#### [Exercise goal]
From the records below, report the number of lines that contain "Summit", and add nothing.

--

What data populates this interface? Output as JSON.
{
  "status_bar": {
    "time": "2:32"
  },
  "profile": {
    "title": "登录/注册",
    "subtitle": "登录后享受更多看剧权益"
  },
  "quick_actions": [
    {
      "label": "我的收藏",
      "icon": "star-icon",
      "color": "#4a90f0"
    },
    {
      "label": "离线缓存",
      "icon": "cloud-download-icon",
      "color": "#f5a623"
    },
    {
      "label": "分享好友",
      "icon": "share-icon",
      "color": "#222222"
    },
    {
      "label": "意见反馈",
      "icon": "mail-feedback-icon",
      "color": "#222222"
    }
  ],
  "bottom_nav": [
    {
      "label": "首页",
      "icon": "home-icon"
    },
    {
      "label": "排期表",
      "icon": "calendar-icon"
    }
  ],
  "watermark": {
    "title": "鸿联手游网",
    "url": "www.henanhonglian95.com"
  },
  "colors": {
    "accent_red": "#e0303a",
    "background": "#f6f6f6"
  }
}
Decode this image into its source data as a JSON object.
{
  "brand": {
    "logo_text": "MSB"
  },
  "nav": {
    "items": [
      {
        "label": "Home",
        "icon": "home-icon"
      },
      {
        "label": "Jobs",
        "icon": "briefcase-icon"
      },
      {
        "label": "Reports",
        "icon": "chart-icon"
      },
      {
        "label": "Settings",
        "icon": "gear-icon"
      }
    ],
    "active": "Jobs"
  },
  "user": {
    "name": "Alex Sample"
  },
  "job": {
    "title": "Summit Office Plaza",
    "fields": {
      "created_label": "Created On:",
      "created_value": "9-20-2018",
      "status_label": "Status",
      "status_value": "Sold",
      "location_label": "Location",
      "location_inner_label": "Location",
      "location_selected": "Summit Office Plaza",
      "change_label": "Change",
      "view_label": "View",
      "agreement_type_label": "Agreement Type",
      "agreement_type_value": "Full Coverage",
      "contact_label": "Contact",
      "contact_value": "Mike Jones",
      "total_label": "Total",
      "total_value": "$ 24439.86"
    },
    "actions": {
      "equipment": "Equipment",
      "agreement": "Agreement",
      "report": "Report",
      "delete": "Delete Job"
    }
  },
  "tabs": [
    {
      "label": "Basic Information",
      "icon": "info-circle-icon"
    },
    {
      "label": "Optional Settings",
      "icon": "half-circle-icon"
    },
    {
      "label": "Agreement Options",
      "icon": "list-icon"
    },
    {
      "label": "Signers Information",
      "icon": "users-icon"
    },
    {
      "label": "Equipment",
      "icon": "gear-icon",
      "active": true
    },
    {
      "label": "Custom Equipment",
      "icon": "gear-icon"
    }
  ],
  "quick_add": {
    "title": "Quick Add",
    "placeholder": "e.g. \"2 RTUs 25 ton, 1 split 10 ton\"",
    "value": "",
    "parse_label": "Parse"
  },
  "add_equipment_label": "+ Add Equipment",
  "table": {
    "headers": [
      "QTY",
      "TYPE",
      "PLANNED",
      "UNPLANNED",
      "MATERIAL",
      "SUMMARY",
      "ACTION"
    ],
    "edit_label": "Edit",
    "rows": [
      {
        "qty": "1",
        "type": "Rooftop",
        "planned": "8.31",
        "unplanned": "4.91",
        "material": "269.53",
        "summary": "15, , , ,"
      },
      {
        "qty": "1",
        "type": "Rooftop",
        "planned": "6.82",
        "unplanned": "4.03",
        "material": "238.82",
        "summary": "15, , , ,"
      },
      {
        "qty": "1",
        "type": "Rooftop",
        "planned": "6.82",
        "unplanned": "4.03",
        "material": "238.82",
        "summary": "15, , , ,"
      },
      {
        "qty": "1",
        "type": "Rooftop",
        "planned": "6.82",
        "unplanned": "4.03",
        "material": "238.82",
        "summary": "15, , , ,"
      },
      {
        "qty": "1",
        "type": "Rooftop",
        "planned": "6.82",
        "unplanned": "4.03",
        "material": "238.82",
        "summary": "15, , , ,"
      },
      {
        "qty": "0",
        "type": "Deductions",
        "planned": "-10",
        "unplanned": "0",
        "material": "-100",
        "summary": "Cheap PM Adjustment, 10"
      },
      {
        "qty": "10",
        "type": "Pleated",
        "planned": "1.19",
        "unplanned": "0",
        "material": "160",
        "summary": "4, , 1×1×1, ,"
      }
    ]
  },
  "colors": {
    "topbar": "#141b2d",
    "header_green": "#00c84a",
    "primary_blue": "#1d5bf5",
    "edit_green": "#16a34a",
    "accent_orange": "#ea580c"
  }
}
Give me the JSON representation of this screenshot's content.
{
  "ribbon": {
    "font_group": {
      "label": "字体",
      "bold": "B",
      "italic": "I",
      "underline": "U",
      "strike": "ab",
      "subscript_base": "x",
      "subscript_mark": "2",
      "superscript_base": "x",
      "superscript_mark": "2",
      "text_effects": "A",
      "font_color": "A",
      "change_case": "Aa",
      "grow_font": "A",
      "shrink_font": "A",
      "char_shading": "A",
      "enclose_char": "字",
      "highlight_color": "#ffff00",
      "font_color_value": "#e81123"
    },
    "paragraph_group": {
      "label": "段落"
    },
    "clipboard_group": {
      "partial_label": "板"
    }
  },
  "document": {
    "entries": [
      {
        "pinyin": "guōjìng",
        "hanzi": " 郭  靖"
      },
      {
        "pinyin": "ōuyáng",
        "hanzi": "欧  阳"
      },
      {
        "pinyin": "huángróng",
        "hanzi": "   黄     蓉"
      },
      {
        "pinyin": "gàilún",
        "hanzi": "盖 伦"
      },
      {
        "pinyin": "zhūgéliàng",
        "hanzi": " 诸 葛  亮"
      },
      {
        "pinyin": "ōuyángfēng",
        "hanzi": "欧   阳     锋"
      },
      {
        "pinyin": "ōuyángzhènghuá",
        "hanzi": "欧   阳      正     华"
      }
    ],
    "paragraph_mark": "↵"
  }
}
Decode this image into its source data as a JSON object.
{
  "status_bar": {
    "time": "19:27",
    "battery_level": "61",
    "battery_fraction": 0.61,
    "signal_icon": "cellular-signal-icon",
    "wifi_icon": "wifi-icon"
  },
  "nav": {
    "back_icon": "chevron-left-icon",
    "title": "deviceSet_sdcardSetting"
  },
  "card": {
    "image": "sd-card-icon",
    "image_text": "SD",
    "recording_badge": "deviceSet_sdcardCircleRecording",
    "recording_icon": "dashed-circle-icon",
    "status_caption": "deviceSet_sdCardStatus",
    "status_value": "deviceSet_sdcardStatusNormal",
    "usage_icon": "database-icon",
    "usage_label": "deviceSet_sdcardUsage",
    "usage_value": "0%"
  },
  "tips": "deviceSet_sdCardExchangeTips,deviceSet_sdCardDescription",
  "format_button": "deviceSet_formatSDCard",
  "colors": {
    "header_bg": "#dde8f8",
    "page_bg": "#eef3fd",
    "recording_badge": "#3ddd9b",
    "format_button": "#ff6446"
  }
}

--

#### [Solution for this problem]
2